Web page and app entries
-- Opening Marker --
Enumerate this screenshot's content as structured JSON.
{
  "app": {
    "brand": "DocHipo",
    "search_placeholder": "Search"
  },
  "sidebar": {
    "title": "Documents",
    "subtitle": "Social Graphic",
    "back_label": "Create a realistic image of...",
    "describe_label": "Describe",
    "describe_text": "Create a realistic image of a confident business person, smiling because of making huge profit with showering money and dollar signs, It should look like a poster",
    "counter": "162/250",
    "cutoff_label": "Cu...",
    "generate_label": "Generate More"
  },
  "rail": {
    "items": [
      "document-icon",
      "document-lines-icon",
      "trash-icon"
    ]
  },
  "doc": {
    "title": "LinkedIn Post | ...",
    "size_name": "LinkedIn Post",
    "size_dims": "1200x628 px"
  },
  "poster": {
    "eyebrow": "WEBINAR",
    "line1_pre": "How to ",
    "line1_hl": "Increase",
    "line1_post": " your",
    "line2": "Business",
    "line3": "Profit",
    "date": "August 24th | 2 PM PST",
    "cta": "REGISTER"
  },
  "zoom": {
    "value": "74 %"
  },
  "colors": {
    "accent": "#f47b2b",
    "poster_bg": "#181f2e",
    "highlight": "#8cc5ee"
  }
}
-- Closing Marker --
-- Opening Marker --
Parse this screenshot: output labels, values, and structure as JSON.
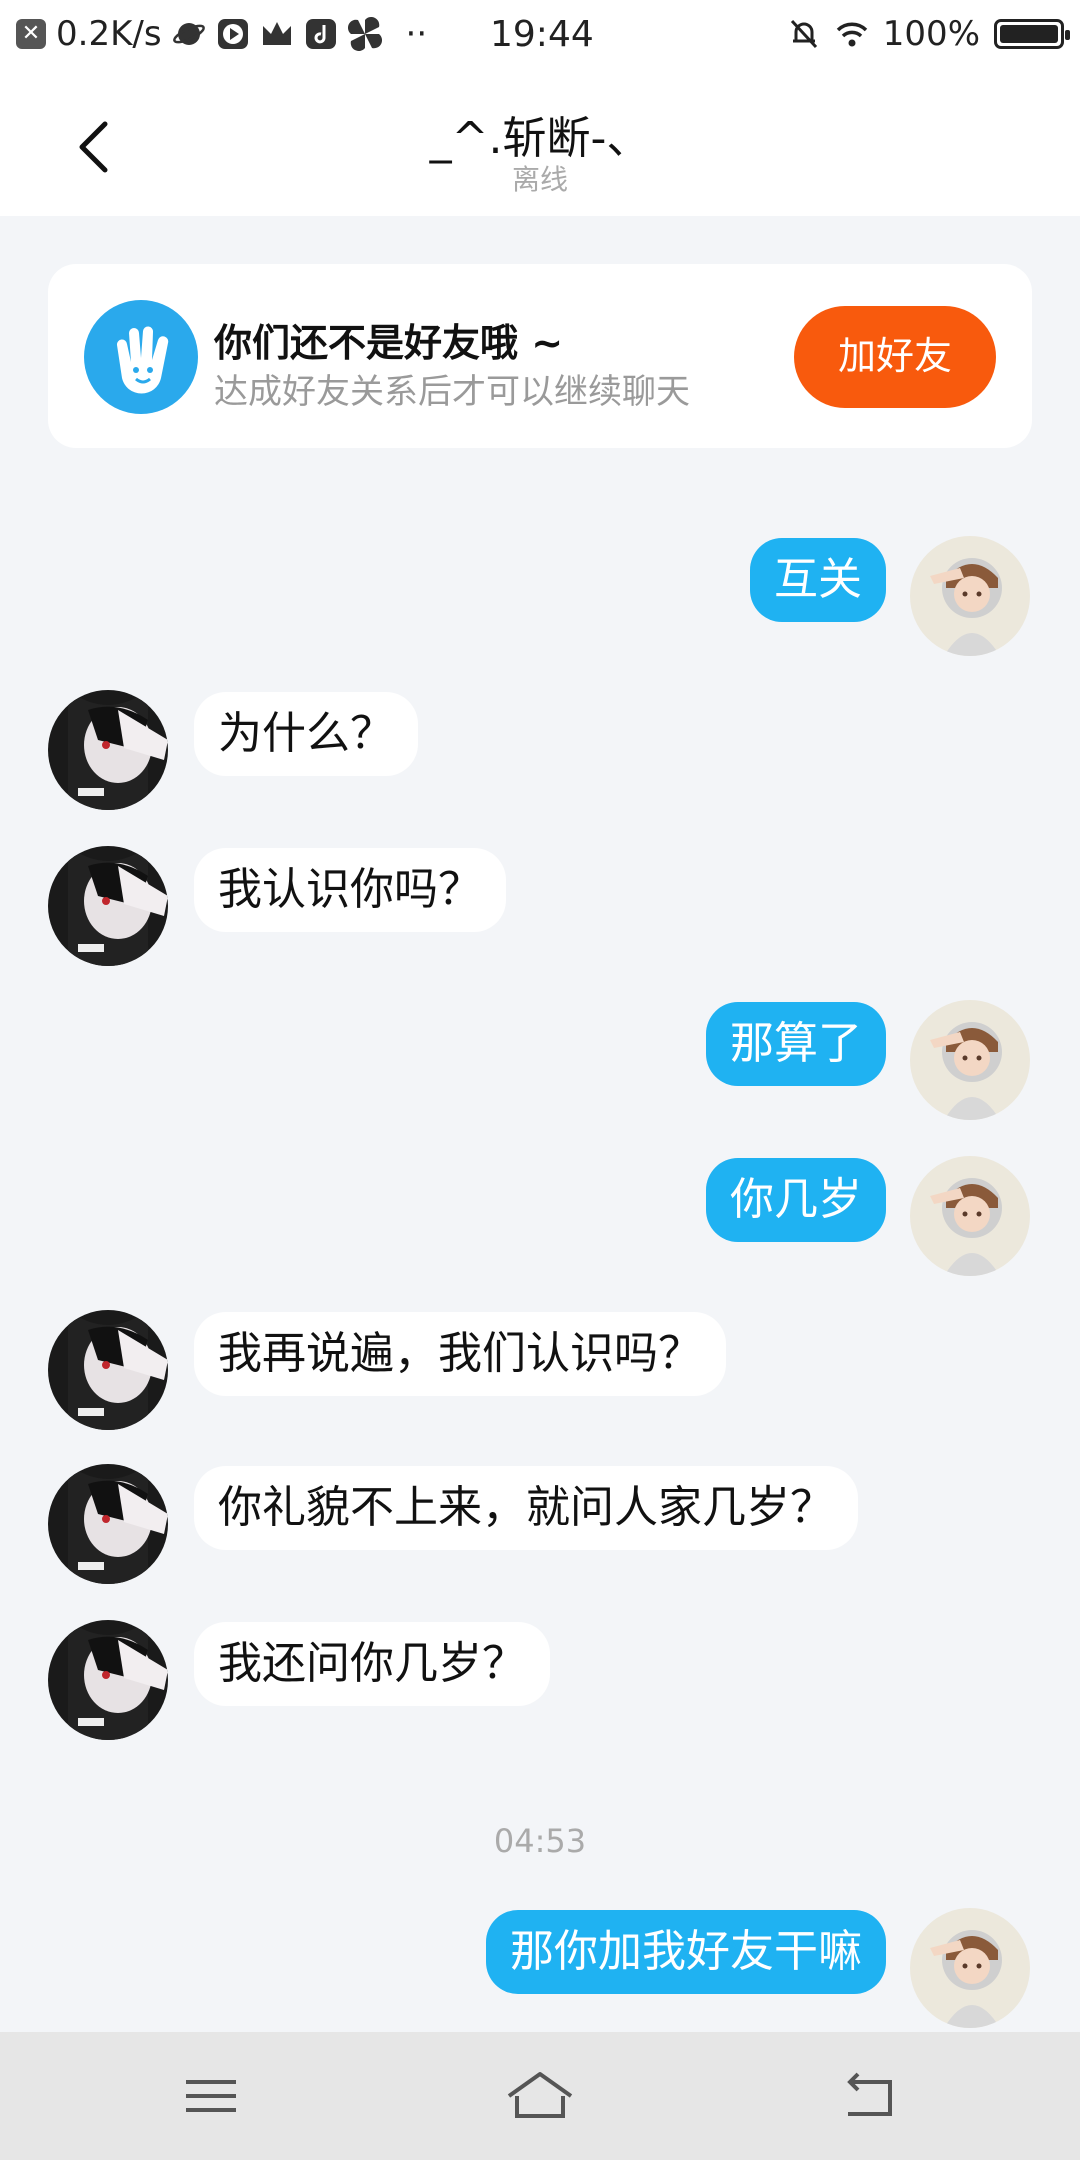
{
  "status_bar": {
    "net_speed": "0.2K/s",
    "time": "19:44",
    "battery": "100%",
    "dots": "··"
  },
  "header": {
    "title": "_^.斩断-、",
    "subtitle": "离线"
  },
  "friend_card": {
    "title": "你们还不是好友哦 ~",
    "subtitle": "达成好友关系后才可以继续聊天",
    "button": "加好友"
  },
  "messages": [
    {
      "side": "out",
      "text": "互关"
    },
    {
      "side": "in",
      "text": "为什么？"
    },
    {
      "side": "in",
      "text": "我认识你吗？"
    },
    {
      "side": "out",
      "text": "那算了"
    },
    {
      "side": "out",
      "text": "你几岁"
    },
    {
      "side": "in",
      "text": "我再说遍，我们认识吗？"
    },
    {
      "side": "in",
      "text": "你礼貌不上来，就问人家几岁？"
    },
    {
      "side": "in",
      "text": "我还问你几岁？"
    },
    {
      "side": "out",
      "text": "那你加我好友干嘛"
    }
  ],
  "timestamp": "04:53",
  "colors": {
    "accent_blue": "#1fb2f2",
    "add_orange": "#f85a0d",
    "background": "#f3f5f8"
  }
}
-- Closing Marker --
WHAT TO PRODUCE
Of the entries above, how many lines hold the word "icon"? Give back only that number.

ANSWER TO THIS TASK
3